Doing Science

More about evolution . . .

Two features common to last week's ordering of the natural world:

Plato (ca 427 - 347 BC) world of ideas, truth inaccessible, ideal forms.

Aristotle (384 - 322 BC) 'natural philosopher' could obtain knowledge of the natural world.

Escala naturae - "Chain of being"

God - demons - humans - quadrupeds - birds - fish - reptiles - insects - sea urchins - plants - fungi - talc, gypsum - stones - metals - earth - water - air - fire - "more subtle material"

Reintroduced to western thought in the early middle ages from the Islamic world (upcoming talk); thinking stagnant for centuries.

Newton - gravity, calculus and cause and effect

Linnaeus (early 1700s). (Linné - Swedish) Hierarchical classification by morphological similarity. Typological. Impetus for collection (cf. Darwin, Wallace, etc.).

Buffon - interbreeding and relatedness of taxa.

Erasmus Darwin (grandfather of Charles). Simplistic idea of evolution, but no concept of mechanism.

Jean Baptiste Lamarck (1744-1829) theory of evolution by inheritance of acquired characters. Continual change - didn't accept idea of extinction. "The scala naturae in motion"

Hutton and Lyell (late 1700s - early 1800s) - geological processes. Uniformitarianism.

Cuvier (1812) comparative anatomy - Platonic: vertebrates, molluscs, articulates, radiates. Strong believer in extinction, catastrophes. Marginalized Lamarck.

Some background: why did these ideas come out of this place at this time? (upcoming talk by visiting speaker)

Adam Smith. Economist. "Invisible hand."

Thomas Malthus. The tendency of populations to increase geometrically - struggle for life.

Charles Darwin (1809-82) Voyage of the Beagle, and Alfred Russell Wallace (1823-1913) biogeography.

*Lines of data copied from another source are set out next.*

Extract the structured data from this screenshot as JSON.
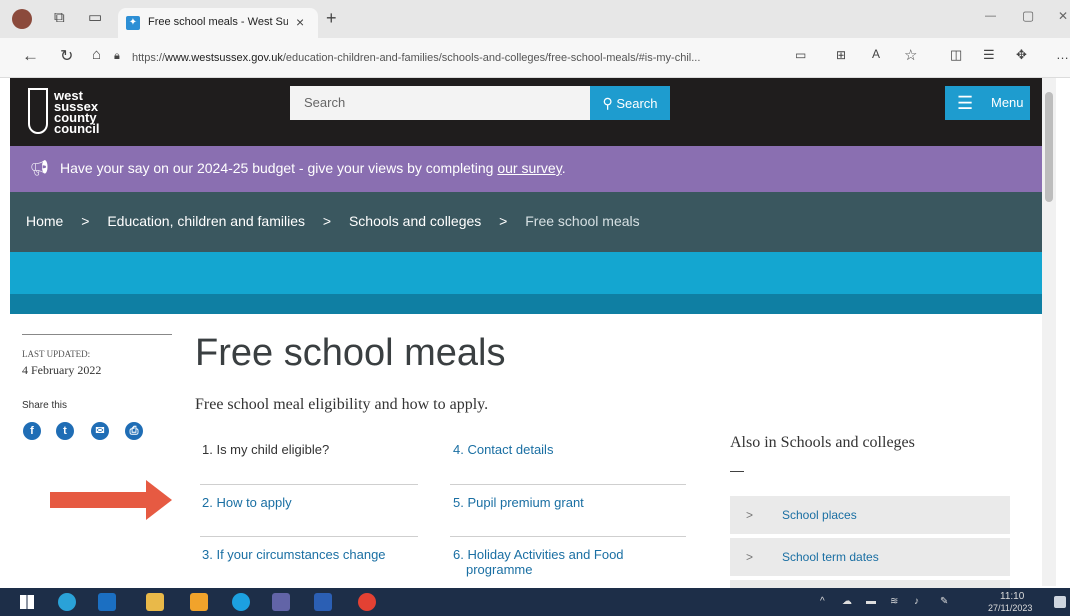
{
  "browser": {
    "tab_title": "Free school meals - West Sussex",
    "tab_close": "×",
    "new_tab": "+",
    "url_prefix": "https://",
    "url_host": "www.westsussex.gov.uk",
    "url_path": "/education-children-and-families/schools-and-colleges/free-school-meals/#is-my-chil...",
    "minimize": "—",
    "restore": "▢",
    "close": "✕"
  },
  "site": {
    "logo_lines": [
      "west",
      "sussex",
      "county",
      "council"
    ],
    "search_placeholder": "Search",
    "search_button": "Search",
    "menu_button": "Menu"
  },
  "banner": {
    "text": "Have your say on our 2024-25 budget - give your views by completing ",
    "link": "our survey",
    "end": "."
  },
  "breadcrumb": {
    "items": [
      "Home",
      "Education, children and families",
      "Schools and colleges"
    ],
    "current": "Free school meals",
    "separator": ">"
  },
  "page": {
    "last_updated_label": "LAST UPDATED:",
    "last_updated_date": "4 February 2022",
    "share_label": "Share this",
    "share_icons": [
      "facebook-icon",
      "twitter-icon",
      "email-icon",
      "print-icon"
    ],
    "title": "Free school meals",
    "subtitle": "Free school meal eligibility and how to apply.",
    "toc": [
      {
        "label": "1. Is my child eligible?",
        "current": true
      },
      {
        "label": "2. How to apply",
        "current": false
      },
      {
        "label": "3. If your circumstances change",
        "current": false
      },
      {
        "label": "4. Contact details",
        "current": false
      },
      {
        "label": "5. Pupil premium grant",
        "current": false
      },
      {
        "label": "6. Holiday Activities and Food programme",
        "current": false
      }
    ],
    "also_in_title": "Also in Schools and colleges",
    "also_in_dash": "—",
    "also_in_items": [
      "School places",
      "School term dates"
    ],
    "row_chevron": ">"
  },
  "taskbar": {
    "time": "11:10",
    "date": "27/11/2023"
  },
  "colors": {
    "header_bg": "#1f1d1d",
    "accent_blue": "#1e9ccf",
    "banner_purple": "#8a6fb1",
    "breadcrumb_bg": "#3a575f",
    "arrow_red": "#e65a42"
  }
}
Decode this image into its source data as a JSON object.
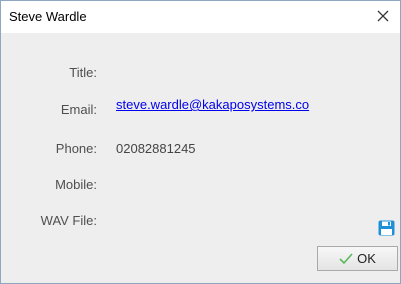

Travelled and collected extensively in tropical America and SE Asia.